Index insurance has shown great promise in helping poor and vulnerable farmers to manage the risks associated with climate-related disasters like drought and flood. Index insurance works for development because it avoids the high costs and logistical challenges of offering conventional insurance in developing agricultural economies.
However, even the highest quality index insurance products carry the risk of failing to pay when farmers experience losses. This is because index insurance links payouts to outside factors, such as levels of rainfall, vegetation growth or an area’s average crop yields rather verified individual claims. An index of these factors predicts average losses in an area, not individual losses.

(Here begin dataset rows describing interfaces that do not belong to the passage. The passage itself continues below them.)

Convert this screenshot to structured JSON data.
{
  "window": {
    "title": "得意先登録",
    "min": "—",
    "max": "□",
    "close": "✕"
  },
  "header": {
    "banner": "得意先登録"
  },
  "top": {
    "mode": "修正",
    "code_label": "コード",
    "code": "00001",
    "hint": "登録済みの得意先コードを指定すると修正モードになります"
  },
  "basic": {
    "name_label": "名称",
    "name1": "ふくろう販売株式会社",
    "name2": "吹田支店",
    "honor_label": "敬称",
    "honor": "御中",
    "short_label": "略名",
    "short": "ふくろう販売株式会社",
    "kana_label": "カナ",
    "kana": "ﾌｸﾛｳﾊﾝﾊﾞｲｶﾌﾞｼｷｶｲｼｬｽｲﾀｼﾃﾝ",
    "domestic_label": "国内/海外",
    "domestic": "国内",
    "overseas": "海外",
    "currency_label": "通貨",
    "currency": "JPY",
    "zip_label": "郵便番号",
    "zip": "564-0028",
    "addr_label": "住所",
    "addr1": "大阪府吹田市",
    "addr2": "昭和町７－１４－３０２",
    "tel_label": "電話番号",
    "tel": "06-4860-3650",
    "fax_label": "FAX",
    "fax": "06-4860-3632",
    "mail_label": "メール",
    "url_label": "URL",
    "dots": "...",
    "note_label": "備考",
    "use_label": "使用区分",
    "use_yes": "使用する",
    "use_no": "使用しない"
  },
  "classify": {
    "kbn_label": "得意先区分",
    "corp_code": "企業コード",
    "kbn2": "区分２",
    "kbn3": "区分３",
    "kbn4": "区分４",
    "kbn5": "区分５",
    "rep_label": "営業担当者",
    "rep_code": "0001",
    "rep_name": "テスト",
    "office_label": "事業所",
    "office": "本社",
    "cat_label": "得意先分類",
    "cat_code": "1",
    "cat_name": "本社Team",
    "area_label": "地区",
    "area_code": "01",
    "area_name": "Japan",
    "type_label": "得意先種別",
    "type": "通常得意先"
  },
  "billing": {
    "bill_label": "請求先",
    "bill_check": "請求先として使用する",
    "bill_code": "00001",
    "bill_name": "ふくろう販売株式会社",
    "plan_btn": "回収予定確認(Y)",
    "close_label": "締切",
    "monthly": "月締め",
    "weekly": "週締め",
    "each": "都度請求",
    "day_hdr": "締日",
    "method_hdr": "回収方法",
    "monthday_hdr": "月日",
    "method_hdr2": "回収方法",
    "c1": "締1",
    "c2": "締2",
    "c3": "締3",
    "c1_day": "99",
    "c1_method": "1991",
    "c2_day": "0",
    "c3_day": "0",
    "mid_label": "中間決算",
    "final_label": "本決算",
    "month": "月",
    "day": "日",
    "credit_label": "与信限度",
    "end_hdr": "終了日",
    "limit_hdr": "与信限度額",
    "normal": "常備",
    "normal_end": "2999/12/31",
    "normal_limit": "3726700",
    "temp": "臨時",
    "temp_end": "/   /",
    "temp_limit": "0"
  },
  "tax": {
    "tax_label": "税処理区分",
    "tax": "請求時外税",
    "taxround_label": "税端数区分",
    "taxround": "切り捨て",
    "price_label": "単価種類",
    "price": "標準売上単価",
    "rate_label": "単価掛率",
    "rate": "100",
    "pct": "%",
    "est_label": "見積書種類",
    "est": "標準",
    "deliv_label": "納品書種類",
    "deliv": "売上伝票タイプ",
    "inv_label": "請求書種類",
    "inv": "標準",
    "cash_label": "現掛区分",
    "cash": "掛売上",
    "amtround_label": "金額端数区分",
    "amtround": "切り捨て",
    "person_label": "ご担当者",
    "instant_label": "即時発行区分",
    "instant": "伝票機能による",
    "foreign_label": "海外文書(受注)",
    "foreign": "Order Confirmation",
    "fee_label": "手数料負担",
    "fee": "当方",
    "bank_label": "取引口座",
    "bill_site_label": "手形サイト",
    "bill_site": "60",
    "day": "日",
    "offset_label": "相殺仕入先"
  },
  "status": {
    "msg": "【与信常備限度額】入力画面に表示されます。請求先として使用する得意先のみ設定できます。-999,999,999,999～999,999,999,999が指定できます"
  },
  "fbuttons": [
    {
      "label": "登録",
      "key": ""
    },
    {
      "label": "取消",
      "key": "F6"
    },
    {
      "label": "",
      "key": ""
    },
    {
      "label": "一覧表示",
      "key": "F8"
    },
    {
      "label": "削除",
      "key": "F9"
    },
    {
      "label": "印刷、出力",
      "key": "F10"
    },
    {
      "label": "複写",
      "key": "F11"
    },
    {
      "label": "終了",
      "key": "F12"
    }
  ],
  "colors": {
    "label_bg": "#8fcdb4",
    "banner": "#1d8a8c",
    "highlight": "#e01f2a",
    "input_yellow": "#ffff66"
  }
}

For this reason, index insurance will always carry basis risk, meaning a chance that the predicted losses do not match up with real losses on the ground. To minimize the risk that an index insurance contract will fail to pay out in the case of unpredicted but widespread losses, AMA Innovation Lab researchers are testing an audit rule so farmers can be sure their index insurance product has functioned as it should.
An Audit Rule Is an Index Insurance Failsafe for Farmers
An audit rule provides a failsafe for farmers if an index insurance product fails to trigger payouts when it should. It combines the potential for the accuracy of direct measurements of average yields with the lower costs of an index built from remote measures of vegetation cover or weather data.
Area-based yield index insurance, which is based on the average yield of all producers in an area, is the most reliable type of index insurance. However, in practice area yield measurements are very expensive. They are typically only possible without high additional costs in supply chains with a single buyer or where governments already regularly collect data on agricultural yields.
For farmers with index insurance products based on remotely measured outside factors like rainfall or vegetation cover, an audit rule gives them the right to petition their insurance company to have an agronomist measure average village yields if the index fails to trigger payments despite losses on the ground. It functions as a failsafe so farmers can be secure that they will receive payouts when they are most needed.
An audit rule should ensure that index insurance contracts based on remotely measured data offer the same protection as contracts based on area-yield measurements. However, to be cost effective, the underlying index of those contracts must be reliable. Otherwise expensive audits triggered too frequently can make the product cost more to an insurance company than farmers will pay in premiums.
Audit Rule Pilot Project in Tanzania
A recent AMA Innovation Lab pilot project in Tanzania demonstrated the importance of an audit rule even with a product based on the most accurate index possible. The research team based the insurance contract on a combined index of historical rainfall and vegetation growth data, which they then compared against average village crop yields going back up to ten years.
The contract would trigger payments when estimated yields fell below 60 percent of their historical average. The audit rule allowed farmers to send the insurance company a text message if payments did not trigger but they believed yields in the area are below 60 percent of normal. If more than 30 percent of farmers registered a complaint, the company would be bound to carry out an audit for verification.
Despite the overall strong performance of this combined index, the research team estimated it would still fail to trigger for severe losses 13 percent of the time. This failure rate highlights the imperfection of even this multi-index insurance contract and the importance of the fail-safe audit option so farmers can be confident in the product.
An Audit Rule as Part of a Safe Minimum Standard (SMS)
Contracts that fail to pay when they should can have serious consequences for a farmer without the recourse of a mechanism like an audit rule. An audit rule can provide added security farmers require to invest their limited funds in a more productive future.
Even the highest-quality index insurance contracts can fail, and this bais risk is one reason why the widespread adoption of index insurance among small-scale farmers remains low. To help encourage the wider adoption of index insurance in developing economies, we must consider mechanisms like an audit rule that build trust in the products and provide security for vulnerable farmers.
As index insurance products remain unregulated, the development and enforcement of a Safe Minimum Standard (SMS) for quality could prevent the sale of low-quality, risk-laden contracts that create distrust among farmers and undercut the market. An audit rule can be a core part of these standards to ensure that these products function as they should, even as the indices upon which they are built continue to improve.